For many people, the world shifted in a major way on November 8, 2016. Despite numerous allegations of business impropriety and sexual misconduct, Donald Trump was elected to serve as the 45th President of the United States. In the ensuing days, reports of hate crimes increased exponentially. We heard news accounts of Muslim women having their hijabs forcefully removed, Latin American immigrants told to go back to Mexico, and acts of intimidation against African American people. Swastikas were painted on walls, and confederate flags were hung with pride. Red baseball caps with Trump’s campaign slogan (Make American Great Again) began popping up all over the place. The Trump era had begun.
Many of the people I know and love—my friends, colleagues, church members and yoga students—were upset by the presidential election results. But the displays of discrimination, racism, religious intolerance, and xenophobia disturbed them even more. They had a hard time reconciling this display of American pride with the notions of freedom and democracy in which they had believed. A sense of malaise began to set in as a result.
Months later, President Trump was inaugurated on a cold, grey, January day in Washington, DC. The next day, hundreds of thousands of women and their supporters marched all over the world to protest his presidency and announce their intention to resist any executive orders or legislation that would restrict the civil rights of women, immigrants, and refugees. For the last two weeks, groups have gathered to organize marches, protests, and sit-ins as well as other forms of resistance. All of this political activity--as well as the ongoing despair over the direction of our federal government--has left many of my dear ones feeling anxious and afraid.
It's normal to feel anxious from time to time, especially if your life is stressful.
As someone who has dealt with generalized anxiety disorder in the past, and been able to overcome it, I want to share some of the strategies that have helped me to reclaim my joy and optimism, and embrace life to the fullest.
1. Reflect: Spend a few minutes alone asking yourself why are you feeling anxious or scared. It is important to be as specific as possible.
It is not sufficient to acknowledge that you are upset; identify the specific reason why. I used to think there was nothing worse than facing my fears. Through therapy I discovered, avoiding the pain is actually much worse than facing it. When we name our fears, we are able to then begin to address them. As long as they remain amorphous parts of our unconscious, the anxiety will persist.
2. Challenge Your Thinking: Once you admit your fears, challenge them. Sometimes we allow our fears to grow uncontrollably. If think you are suffering from catastrophic thinking, one way you can check is to ask yourself, “Is this really true?”
Checking the veracity of our fears will help us know when we are catastrophizing—allowing our normal fears to become irrational.
3. What’s the Worst That Could Happen? Sometimes I would bring a fear to my therapist. She, in turn, would ask me, “If that came true, what is the worst that could happen?” For example, I was really worried last summer that my contract wouldn’t be renewed by the beginning of the school year.

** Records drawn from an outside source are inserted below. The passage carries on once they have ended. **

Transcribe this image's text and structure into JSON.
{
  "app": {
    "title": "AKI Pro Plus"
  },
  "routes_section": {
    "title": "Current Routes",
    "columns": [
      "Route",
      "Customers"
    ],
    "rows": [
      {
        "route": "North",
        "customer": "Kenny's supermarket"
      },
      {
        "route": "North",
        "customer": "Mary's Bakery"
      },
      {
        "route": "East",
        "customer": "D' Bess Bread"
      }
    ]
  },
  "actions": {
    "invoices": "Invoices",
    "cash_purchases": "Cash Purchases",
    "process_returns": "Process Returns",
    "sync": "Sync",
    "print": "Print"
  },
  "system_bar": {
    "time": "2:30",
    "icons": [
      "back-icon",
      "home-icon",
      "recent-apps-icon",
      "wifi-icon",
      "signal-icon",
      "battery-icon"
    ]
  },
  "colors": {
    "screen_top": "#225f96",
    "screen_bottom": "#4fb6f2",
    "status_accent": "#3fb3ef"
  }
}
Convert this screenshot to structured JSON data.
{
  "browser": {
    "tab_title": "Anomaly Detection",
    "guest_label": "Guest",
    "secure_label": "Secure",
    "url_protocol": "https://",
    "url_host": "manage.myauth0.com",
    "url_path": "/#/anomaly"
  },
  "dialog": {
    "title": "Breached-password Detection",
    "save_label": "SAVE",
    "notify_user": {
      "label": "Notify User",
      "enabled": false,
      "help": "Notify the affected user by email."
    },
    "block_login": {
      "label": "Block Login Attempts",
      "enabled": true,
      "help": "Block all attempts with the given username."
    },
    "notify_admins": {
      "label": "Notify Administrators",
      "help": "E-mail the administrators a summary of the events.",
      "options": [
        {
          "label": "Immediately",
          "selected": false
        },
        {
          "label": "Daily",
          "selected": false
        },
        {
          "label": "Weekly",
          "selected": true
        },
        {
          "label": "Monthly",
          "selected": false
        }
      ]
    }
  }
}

As I went further and further down the line contemplating the worst-case scenario, I realized that I could live with any of the consequences of a delayed contract. I wouldn’t like the situation, but I could live through it.
4. Even though… Nevertheless: My all-time favorite cognitive behavior therapy technique is “even though… nevertheless.” It involves facing reality (illness, death, loss of employment, end of a relationship), and then finding the silver lining in the situation.
Life isn’t always good. Challenges and difficulties arise. But we can still find something positive for which to be grateful. Check back next week for more strategies for dealing with generalized anxiety, including taking action to change the fretful situation.
Are you still not sure if you are dealing with generalized anxiety disorder? Here is a list of common symptoms from the Mayo Clinic:
Physical signs and symptoms may include:
Crystal Moore began her wellness quest in 2003 after being diagnosed with lupus. Her quest has led her to embrace yoga, faith, exercise, healthy eating, and relationships. Share her journey.